How is our world of work changing? We get the views of two experts
Which jobs will be lost due to digitization? And which new job opportunities will emerge? Above all: how can we adapt to changes on the employment market? We ask professor Patricia Wolf and Michael Siegenthaler, a labor market specialist from the Swiss Economic Institute, for their views.
Which jobs will be eliminated by digitization?
The jobs generally at risk are those where predominantly repetitive tasks are performed, which can be replaced by technology. The demand for human labour is decreasing in these jobs. It doesn’t matter whether this results in an increase in work productivity, such as for accountants or business administration staff, or whether it remains the same, as in the case of cashiers or machine operators.
And which jobs will be the winners?
There will be strong demand for jobs involving non-routine tasks where the human workforce cannot be replaced by technology. The less technology contributes to increasing work productivity in these jobs, the greater the demand for human labour will be. This means researchers, teachers and managers are best placed. However, cleaners, hairdressers and street vendors will find their opportunities on the employment market intact despite digitization and automation.
How should we adapt as workers?
Nobody can accurately predict how our society and the employment market will develop. But we can envisage various future scenarios and derive skills from them which will be in high demand. Let’s assume that we will live in a world with great opportunities for self-fulfilment. Here you would find people predominantly working in knowledge-based and creative fields. But also people who possess and develop socio-emotional skills, are in care roles, who can motivate and advise as well as workers capable of maintaining and developing the technological infrastructure thanks to their technical and ICT skills. In other words, all the things that people do very well and enjoy doing. But it could all turn out very differently: what would happen in the event of a natural disaster or if our communications systems fail? What would happen to our jobs then? Asking such questions is worthwhile.
What does it mean for the individual?

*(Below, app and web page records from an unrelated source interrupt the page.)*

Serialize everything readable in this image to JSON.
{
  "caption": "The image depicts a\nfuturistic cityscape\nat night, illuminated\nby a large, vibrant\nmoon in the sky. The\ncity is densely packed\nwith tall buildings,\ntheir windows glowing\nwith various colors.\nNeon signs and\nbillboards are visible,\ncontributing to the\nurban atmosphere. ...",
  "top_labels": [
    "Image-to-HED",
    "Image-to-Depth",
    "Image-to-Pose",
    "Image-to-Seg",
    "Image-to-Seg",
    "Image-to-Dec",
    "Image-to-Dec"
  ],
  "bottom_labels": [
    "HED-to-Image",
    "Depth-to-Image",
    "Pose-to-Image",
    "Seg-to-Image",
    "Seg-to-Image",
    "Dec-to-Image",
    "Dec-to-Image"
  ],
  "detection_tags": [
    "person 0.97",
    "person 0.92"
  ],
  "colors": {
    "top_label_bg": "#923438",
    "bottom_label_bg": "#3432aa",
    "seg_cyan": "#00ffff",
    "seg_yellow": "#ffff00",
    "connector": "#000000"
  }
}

It’s worth considering what you can do well and how you can use these skills in various scenarios. Everyone can do something extremely well. A cashier, for example, may have a friendly manner when serving people. This is a strong attribute for personal shopping.
Aren’t changes occurring at a frightening pace?
There’s a great deal of hysteria today, but unjustifiably so. Remaining agile is very important. But we know that people are adaptable. This is also reflected by the statistics. 65% of the jobs in the USA, for example, did not exist at all 25 years ago. We can deal with such changes.
About our expert
Prof. Dr. Patricia Wolf is a Professor of Integrative Innovation Management at the University of Southern Denmark in Odense. She is also Professor in Innovation Management and member of the Future Laboratory CreaLab at Lucerne University of Applied Sciences and Arts, and a Private Lecturer at the Department of Management, Technology and Economics at ETH Zurich.
Michael Siegenthaler, a labor market specialist at the Swiss Economic Institute at the ETH Zurich
Please take a look into the future for us – will many of the jobs we’re doing today vanish?
It’s better to talk about tasks than jobs as jobs usually consist of a set of tasks. Computers and robots usually replace individual tasks rather than entire jobs. Let’s take a lorry driver for example – a job that is often mentioned as being a potential victim of digitization and automation. While the actual driving may one day become superfluous due to the deployment of self-driving vehicles, people will nevertheless still be required in this job. Just think of unloading: a different situation has to be dealt with for each customer. Interaction is required – which means human labour, intuition and skills – to respond flexibly to different situations. The question is which skills will there be greater demand for in future, and for which will there be less.
And what is your response to that?
It’s generally routine tasks, which follow clear rules and are repetitive, that are in jeopardy. For example, this includes the task of searching for previous cases at law firms. This can be done more efficiently by computers using big data. The demand for jobs that mainly require abstract problem-solving, creativity and social interaction may increase. These tasks are predominant in careers such as researchers, technology specialists, teachers, health care professionals or managers and people in creative roles. But gardeners and cleaners also do work that cannot be easily digitized or automated because they require flexible adjustment to the environment. The cleaning of a hotel room is much too complex for a robot. How is it supposed to decide whether an item is rubbish or something that has been left lying around?
Is there enough time left to prepare ourselves for the employment market of the future?
You should definitely not allow the scare stories in the media to give you sleepless nights. The speed of technological change is always overestimated. We’ve been talking about self-scanning check-outs since the mid-2000s. But they are only finding their way into our everyday lives now. The same thing is revealed by a look at the past: when ATMs were introduced in the 1960s, there were fears of a sharp decline in the number of bank employees, because their main task at that time was issuing money. The picture today is completely different: there is a much greater workforce in the banking sector than at that time, but they now perform different tasks to dispensing cash. The example shows that digitization causes far-reaching change in the employment market and in many career profiles. But there is still demand for many of our skills.
About our expert
Michael Siegenthaler, a labor market specialist at the Swiss Economic Institute at the ETH Zurich He also works as a lecturer at the ETH Zurich and at the Department of Economics at the University of Bern. He is listed as one of the 25 most influential Swiss economists in the NZZ ranking of economists.